Directions: Every record below, from the first line to the last, is to be set down again exactly.
Top of Data provided
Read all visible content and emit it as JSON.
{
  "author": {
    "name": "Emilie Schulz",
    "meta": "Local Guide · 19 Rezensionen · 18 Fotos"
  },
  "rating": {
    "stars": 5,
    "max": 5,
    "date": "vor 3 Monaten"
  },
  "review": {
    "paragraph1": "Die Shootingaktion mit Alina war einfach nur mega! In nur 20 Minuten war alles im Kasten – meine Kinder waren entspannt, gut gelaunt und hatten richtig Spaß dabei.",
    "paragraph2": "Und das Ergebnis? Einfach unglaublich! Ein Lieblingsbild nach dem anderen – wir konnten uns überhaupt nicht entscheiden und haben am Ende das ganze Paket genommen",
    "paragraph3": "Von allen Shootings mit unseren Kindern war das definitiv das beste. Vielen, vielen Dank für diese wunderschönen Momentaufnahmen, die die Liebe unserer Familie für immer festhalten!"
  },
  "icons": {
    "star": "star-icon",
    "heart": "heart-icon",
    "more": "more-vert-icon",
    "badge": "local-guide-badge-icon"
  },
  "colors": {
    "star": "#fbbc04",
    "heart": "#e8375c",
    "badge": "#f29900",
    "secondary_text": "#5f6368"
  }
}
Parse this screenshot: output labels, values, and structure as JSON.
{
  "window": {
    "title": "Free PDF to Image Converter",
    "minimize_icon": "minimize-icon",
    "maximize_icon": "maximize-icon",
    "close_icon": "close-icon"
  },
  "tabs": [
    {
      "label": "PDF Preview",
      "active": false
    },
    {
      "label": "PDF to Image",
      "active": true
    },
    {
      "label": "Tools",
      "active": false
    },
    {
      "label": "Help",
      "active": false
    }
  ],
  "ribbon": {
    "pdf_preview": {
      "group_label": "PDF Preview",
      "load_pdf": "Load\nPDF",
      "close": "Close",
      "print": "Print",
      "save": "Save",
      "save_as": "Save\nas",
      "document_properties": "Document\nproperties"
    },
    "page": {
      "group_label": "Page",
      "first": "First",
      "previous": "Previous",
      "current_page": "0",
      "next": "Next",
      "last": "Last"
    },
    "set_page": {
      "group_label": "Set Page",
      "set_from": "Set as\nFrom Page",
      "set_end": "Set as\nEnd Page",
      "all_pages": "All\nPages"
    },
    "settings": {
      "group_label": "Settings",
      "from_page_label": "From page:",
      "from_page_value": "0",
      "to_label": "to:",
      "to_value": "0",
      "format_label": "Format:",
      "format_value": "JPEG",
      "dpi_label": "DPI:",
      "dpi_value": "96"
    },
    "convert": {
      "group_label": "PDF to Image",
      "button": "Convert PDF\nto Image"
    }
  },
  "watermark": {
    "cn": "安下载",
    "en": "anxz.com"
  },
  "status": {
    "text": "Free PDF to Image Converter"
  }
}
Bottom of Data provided
Exercise output:
Read all visible content and emit it as JSON.
{
  "author": {
    "name": "Emilie Schulz",
    "meta": "Local Guide · 19 Rezensionen · 18 Fotos"
  },
  "rating": {
    "stars": 5,
    "max": 5,
    "date": "vor 3 Monaten"
  },
  "review": {
    "paragraph1": "Die Shootingaktion mit Alina war einfach nur mega! In nur 20 Minuten war alles im Kasten – meine Kinder waren entspannt, gut gelaunt und hatten richtig Spaß dabei.",
    "paragraph2": "Und das Ergebnis? Einfach unglaublich! Ein Lieblingsbild nach dem anderen – wir konnten uns überhaupt nicht entscheiden und haben am Ende das ganze Paket genommen",
    "paragraph3": "Von allen Shootings mit unseren Kindern war das definitiv das beste. Vielen, vielen Dank für diese wunderschönen Momentaufnahmen, die die Liebe unserer Familie für immer festhalten!"
  },
  "icons": {
    "star": "star-icon",
    "heart": "heart-icon",
    "more": "more-vert-icon",
    "badge": "local-guide-badge-icon"
  },
  "colors": {
    "star": "#fbbc04",
    "heart": "#e8375c",
    "badge": "#f29900",
    "secondary_text": "#5f6368"
  }
}
Parse this screenshot: output labels, values, and structure as JSON.
{
  "window": {
    "title": "Free PDF to Image Converter",
    "minimize_icon": "minimize-icon",
    "maximize_icon": "maximize-icon",
    "close_icon": "close-icon"
  },
  "tabs": [
    {
      "label": "PDF Preview",
      "active": false
    },
    {
      "label": "PDF to Image",
      "active": true
    },
    {
      "label": "Tools",
      "active": false
    },
    {
      "label": "Help",
      "active": false
    }
  ],
  "ribbon": {
    "pdf_preview": {
      "group_label": "PDF Preview",
      "load_pdf": "Load\nPDF",
      "close": "Close",
      "print": "Print",
      "save": "Save",
      "save_as": "Save\nas",
      "document_properties": "Document\nproperties"
    },
    "page": {
      "group_label": "Page",
      "first": "First",
      "previous": "Previous",
      "current_page": "0",
      "next": "Next",
      "last": "Last"
    },
    "set_page": {
      "group_label": "Set Page",
      "set_from": "Set as\nFrom Page",
      "set_end": "Set as\nEnd Page",
      "all_pages": "All\nPages"
    },
    "settings": {
      "group_label": "Settings",
      "from_page_label": "From page:",
      "from_page_value": "0",
      "to_label": "to:",
      "to_value": "0",
      "format_label": "Format:",
      "format_value": "JPEG",
      "dpi_label": "DPI:",
      "dpi_value": "96"
    },
    "convert": {
      "group_label": "PDF to Image",
      "button": "Convert PDF\nto Image"
    }
  },
  "watermark": {
    "cn": "安下载",
    "en": "anxz.com"
  },
  "status": {
    "text": "Free PDF to Image Converter"
  }
}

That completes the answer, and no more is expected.